● **EXERCISE BRIEF**
When you return the data, keep every word exact and include none of the images.

Items from an interface collection
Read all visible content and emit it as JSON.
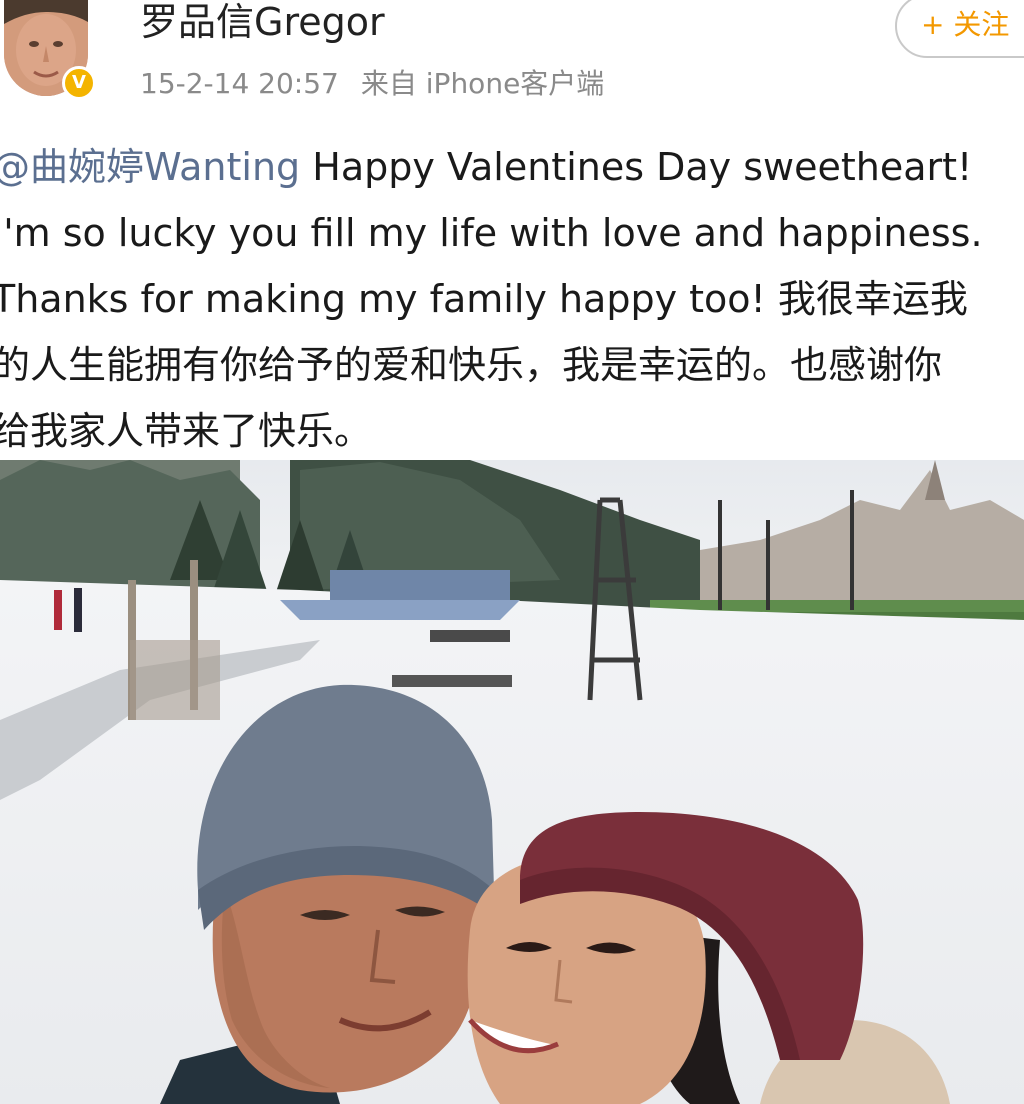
{
  "post": {
    "author": {
      "name": "罗品信Gregor",
      "verified": true,
      "verified_mark": "V"
    },
    "timestamp": "15-2-14 20:57",
    "source": "来自 iPhone客户端",
    "follow_label": "+ 关注",
    "text": {
      "mention": "@曲婉婷Wanting",
      "line1_rest": " Happy Valentines Day sweetheart!",
      "line2": "I'm so lucky you fill my life with love and happiness.",
      "line3": "Thanks for making my family happy too! 我很幸运我",
      "line4": "的人生能拥有你给予的爱和快乐，我是幸运的。也感谢你",
      "line5": "给我家人带来了快乐。"
    },
    "photo": {
      "icon": "photo-image"
    }
  },
  "colors": {
    "text": "#1a1a1a",
    "meta": "#8a8a8a",
    "mention": "#5b6f90",
    "follow": "#f39800",
    "badge": "#f4b400"
  }
}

● **RESPONSE**
Read all visible content and emit it as JSON.
{
  "post": {
    "author": {
      "name": "罗品信Gregor",
      "verified": true,
      "verified_mark": "V"
    },
    "timestamp": "15-2-14 20:57",
    "source": "来自 iPhone客户端",
    "follow_label": "+ 关注",
    "text": {
      "mention": "@曲婉婷Wanting",
      "line1_rest": " Happy Valentines Day sweetheart!",
      "line2": "I'm so lucky you fill my life with love and happiness.",
      "line3": "Thanks for making my family happy too! 我很幸运我",
      "line4": "的人生能拥有你给予的爱和快乐，我是幸运的。也感谢你",
      "line5": "给我家人带来了快乐。"
    },
    "photo": {
      "icon": "photo-image"
    }
  },
  "colors": {
    "text": "#1a1a1a",
    "meta": "#8a8a8a",
    "mention": "#5b6f90",
    "follow": "#f39800",
    "badge": "#f4b400"
  }
}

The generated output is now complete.